As the dust settles on another occupant of the 18th floor in the Reserve Bank’s building located at Shahid Bhagat Singh Road at Mumbai, there is a general consensus among observers that after two foreign trained economists like Raghuram Rajan and Urjit Patel, the next appointment is likely to be of a dyed-in-the-wool administrator who understands the nexus and relationship between Mint Street and North Block.
Two names doing the rounds are that of Hasmukh Adhia, who retired as finance secretary on November 30 this year, and former economic affairs secretary Shaktikanta Das who retired earlier.
While both the bureaucrats have enjoyed an illustrious career in the government, the decision to choose any one of them would draw a parallel with the recent appointment of India’s chief economic advisor, Krishnamurthy Subramanian.
While Subramanian is a trained economist from a foreign university, his background of being a professor in the Indian School of Business, made him the choice of the government that has sought Indian ethos in deciding India’s economic policies.
If Patel’s resignation had come a few weeks ago, another name that could have been a strong contender for the top job at India’s central bank was that of former Chief Economic Advisor, Arvind Subramanian, who shared a cordial relationship with finance minister Arun Jaitley during his tenure.
But his recent remarks on demonetisation-calling it a draconian policy decision- may have ruled him out.
Some insiders are also of the view that economist Surjit Bhalla could be a strong contender for being in-charge of India’s monetary policy. Bhalla, has been a strong votary of a low interest rate regime to push economic growth. It is to be noted that he is currently a member of the Prime Minister’s economic advisory council and has continuously defended demonetisation as well as other economic policies of the NDA government.
However, his lack of experience in administration may go against him in a system that functions in a top down hierarchical approach, suited most to bureaucrats.
The new RBI governor will have a baptism by fire as the present government would want some quick fixes to the banking sector’s rising non-performing assets ratio.
According to the Reserve Bank, the gross non-performing advances (GNPA) ratio stood at 11.6% in March 2018 for scheduled commercial banks. For the public sector
banks, the ratio stood at 21%.
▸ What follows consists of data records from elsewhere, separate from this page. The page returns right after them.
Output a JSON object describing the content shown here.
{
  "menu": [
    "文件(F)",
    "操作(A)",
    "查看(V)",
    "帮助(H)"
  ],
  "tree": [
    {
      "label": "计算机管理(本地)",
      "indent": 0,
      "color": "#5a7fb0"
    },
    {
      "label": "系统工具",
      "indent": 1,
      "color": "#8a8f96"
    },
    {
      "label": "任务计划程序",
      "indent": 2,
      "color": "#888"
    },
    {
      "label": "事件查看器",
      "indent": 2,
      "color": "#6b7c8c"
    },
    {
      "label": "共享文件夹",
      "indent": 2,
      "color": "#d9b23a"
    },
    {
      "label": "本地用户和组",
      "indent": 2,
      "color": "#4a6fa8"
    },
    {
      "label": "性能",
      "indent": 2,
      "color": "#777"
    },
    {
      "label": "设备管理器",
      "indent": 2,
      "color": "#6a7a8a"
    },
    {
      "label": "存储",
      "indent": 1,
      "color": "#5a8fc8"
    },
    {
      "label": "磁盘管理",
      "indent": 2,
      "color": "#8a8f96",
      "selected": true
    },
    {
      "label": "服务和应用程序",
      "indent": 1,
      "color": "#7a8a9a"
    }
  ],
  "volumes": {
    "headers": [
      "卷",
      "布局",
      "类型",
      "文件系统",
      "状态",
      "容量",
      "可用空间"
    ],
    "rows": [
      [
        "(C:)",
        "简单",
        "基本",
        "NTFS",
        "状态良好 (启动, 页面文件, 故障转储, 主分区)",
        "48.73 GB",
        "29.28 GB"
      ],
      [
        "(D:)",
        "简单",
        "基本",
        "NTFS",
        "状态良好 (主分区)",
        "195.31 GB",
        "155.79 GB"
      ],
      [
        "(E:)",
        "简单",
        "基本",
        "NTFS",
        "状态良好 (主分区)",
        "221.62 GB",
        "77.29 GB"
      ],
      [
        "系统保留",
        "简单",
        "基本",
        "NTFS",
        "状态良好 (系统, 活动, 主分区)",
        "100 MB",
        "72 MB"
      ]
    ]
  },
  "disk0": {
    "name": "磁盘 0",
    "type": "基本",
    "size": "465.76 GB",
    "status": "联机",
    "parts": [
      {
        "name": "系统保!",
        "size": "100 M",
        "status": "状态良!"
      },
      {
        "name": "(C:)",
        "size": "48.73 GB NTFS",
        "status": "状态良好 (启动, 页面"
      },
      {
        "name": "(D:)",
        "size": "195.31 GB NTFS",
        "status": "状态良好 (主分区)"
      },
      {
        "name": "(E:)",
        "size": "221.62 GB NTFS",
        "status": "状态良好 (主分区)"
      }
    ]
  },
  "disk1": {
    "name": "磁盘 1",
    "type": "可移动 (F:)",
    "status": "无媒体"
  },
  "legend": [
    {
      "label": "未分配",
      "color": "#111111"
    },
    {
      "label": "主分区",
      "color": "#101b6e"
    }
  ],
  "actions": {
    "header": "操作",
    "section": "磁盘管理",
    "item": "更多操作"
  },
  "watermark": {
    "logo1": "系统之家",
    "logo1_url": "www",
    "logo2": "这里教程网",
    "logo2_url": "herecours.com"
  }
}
At the same time, the new appointee will have to work on reinforcing the credibility of his position, as foreign investors have already expressed concerns over the tussle between the central bank and the government, that led to the sudden resignation by Patel.
In a note to its investors’ brokerage firm CLSA said, “the abruptness of this resignation (immediate effect and the Governor thanking only the RBI directors and employees and not the government) will likely fuel speculation about RBI’s autonomy issues and the government's credibility in general.
“Financial markets are likely to see this abrupt development negatively. The currency is already depreciated by 1.5 per cent after the India market closure in the non-deliverable forward offshore market. But when the spot market opens tomorrow, RBI may intervene in the currency market.”
“Also the SGX Nifty is down 1.2 per cent on today’s close (which was already down 2 per cent today). The 10-year G-Sec yield already moved up by 12 bps during the course of the day today. On the positive side, the market may begin to factor in easier monetary policy, liquidity developments.The next Governor’s appointment will be crucial in restoring the credibility of the Govt and the RBI.”
Clearly, both the government and the new RBI governor will have to walk a tight rope. Their performance would be keenly watched by the government’s critics as well